• _What to work on_:
From the entries below, return every line that includes the word "seconds".

[Stored dataset items]
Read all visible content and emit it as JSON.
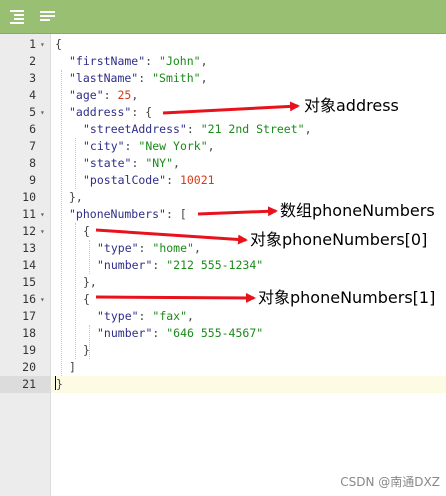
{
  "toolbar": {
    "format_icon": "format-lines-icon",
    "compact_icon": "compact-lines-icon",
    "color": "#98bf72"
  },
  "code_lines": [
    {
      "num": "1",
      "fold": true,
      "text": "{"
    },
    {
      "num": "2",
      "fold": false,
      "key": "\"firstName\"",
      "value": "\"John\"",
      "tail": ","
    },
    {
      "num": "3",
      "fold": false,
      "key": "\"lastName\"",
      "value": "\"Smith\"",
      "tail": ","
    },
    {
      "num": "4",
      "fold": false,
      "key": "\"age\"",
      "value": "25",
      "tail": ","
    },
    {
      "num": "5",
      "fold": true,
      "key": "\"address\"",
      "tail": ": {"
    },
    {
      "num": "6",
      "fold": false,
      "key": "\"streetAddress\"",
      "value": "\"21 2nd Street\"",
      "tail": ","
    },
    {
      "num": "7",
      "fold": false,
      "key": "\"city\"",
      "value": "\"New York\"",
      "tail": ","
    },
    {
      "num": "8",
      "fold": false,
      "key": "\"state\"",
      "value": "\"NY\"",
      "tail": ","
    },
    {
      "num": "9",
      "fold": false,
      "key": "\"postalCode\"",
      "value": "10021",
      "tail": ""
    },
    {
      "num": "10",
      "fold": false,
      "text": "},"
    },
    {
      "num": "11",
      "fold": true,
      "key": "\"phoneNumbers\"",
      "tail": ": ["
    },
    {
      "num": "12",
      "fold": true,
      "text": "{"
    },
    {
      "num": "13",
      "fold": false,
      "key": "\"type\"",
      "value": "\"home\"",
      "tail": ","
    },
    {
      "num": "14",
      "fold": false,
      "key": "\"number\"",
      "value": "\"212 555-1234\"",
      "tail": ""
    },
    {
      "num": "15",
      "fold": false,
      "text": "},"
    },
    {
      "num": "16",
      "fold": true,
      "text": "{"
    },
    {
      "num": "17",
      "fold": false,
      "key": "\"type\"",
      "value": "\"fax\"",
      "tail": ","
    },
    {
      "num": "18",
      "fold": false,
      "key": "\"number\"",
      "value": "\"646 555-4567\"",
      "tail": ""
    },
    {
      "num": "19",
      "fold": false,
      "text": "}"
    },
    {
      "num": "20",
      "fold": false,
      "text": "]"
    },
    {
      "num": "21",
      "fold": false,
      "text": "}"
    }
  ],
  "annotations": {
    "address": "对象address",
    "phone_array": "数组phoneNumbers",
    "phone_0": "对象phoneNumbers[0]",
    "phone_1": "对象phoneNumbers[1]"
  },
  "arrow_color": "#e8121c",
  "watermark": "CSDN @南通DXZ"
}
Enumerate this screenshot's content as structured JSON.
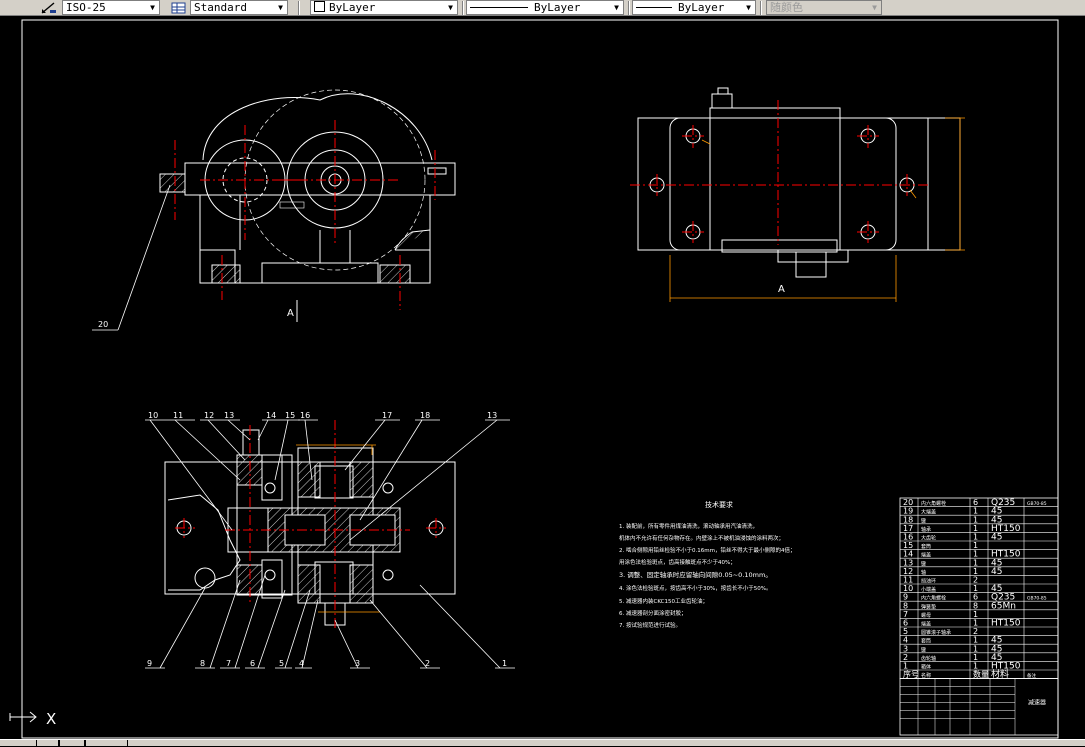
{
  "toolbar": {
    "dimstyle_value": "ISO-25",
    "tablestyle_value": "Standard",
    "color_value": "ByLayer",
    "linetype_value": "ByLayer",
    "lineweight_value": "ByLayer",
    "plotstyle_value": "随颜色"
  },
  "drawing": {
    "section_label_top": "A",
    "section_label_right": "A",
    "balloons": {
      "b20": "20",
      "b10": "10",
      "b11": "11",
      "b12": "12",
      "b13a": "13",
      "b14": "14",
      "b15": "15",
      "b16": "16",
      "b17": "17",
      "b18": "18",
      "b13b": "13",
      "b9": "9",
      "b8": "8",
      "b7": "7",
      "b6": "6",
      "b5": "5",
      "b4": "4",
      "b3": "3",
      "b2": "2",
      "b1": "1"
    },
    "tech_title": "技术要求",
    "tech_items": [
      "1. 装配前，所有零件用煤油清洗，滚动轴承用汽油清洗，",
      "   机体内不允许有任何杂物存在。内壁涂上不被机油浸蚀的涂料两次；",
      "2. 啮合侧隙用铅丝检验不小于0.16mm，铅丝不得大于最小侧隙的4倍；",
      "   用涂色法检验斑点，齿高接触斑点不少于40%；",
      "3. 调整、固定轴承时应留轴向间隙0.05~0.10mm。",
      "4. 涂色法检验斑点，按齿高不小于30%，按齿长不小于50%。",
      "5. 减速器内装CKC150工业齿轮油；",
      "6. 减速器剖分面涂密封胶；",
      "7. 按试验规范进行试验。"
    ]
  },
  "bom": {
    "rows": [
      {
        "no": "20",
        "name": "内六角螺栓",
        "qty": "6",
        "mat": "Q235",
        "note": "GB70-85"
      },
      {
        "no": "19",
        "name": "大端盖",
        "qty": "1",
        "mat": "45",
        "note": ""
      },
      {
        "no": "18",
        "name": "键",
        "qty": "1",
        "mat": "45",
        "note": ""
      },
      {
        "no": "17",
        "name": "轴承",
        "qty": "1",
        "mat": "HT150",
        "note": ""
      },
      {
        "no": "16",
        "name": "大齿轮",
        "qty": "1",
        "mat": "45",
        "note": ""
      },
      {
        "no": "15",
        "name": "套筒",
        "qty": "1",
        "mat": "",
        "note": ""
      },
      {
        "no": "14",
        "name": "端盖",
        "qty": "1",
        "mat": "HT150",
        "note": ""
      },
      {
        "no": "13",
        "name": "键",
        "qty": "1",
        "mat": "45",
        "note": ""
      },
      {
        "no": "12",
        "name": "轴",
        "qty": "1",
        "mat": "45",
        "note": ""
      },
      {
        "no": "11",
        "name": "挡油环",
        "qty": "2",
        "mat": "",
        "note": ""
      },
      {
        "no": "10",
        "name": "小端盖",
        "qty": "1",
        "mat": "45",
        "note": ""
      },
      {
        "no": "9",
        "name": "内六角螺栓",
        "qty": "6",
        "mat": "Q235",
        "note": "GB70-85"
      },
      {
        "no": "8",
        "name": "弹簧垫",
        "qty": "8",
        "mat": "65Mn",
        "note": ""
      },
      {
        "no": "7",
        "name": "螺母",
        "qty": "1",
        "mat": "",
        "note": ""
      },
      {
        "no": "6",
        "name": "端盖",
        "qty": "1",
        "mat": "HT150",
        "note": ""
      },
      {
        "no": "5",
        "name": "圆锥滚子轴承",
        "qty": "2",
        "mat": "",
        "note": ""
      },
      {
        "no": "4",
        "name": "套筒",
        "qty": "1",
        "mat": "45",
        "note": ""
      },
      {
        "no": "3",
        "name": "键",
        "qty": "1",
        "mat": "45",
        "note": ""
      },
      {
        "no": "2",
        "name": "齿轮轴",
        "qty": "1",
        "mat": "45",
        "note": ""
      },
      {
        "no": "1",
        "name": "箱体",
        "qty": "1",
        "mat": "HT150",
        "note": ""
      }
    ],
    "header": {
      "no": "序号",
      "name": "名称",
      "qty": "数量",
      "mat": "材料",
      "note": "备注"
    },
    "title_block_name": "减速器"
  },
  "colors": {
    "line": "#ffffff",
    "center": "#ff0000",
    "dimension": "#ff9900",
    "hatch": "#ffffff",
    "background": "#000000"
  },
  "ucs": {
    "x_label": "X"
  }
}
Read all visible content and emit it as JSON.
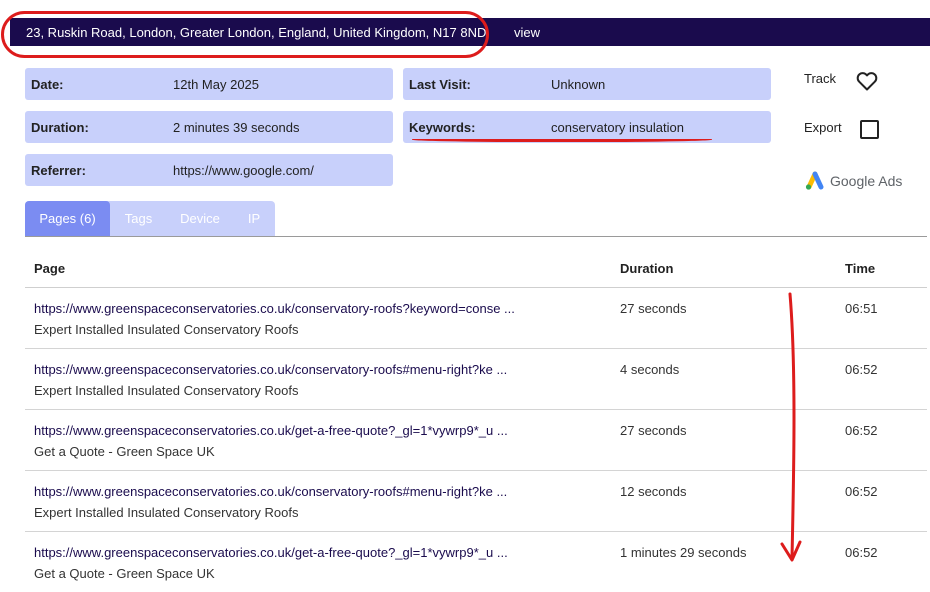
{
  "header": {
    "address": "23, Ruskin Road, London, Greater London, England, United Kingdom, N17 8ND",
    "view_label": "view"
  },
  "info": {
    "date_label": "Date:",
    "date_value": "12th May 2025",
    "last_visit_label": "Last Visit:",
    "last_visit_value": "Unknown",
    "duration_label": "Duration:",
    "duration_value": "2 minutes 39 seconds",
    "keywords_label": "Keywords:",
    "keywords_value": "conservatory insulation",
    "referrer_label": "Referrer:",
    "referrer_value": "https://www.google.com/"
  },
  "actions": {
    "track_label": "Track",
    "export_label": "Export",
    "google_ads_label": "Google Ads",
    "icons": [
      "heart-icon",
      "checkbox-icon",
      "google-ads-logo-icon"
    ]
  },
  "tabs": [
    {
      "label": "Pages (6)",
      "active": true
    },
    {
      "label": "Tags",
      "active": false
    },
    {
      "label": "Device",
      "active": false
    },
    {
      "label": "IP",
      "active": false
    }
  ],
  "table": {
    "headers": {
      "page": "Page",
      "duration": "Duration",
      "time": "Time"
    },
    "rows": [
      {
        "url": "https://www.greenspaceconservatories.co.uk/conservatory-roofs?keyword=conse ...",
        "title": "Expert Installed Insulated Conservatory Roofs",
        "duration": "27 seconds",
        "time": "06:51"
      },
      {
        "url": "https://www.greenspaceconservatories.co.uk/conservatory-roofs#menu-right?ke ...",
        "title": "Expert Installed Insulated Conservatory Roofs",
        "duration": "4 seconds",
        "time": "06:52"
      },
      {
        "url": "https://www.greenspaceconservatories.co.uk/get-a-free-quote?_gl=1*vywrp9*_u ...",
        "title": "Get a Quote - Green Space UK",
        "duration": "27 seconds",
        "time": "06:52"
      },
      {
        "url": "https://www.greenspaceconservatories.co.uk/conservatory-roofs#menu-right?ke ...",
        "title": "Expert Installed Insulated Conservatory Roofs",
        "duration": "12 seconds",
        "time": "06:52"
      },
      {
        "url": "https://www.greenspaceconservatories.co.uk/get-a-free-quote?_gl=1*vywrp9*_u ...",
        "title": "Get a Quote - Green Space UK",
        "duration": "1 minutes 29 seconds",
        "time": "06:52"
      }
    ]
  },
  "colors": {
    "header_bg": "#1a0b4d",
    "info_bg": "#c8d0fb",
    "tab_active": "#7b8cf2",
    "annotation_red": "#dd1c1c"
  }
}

• _Exercise solution_:
    "duration_value": "2 minutes 39 seconds",
        "duration": "27 seconds",
        "duration": "4 seconds",
        "duration": "27 seconds",
        "duration": "12 seconds",
        "duration": "1 minutes 29 seconds",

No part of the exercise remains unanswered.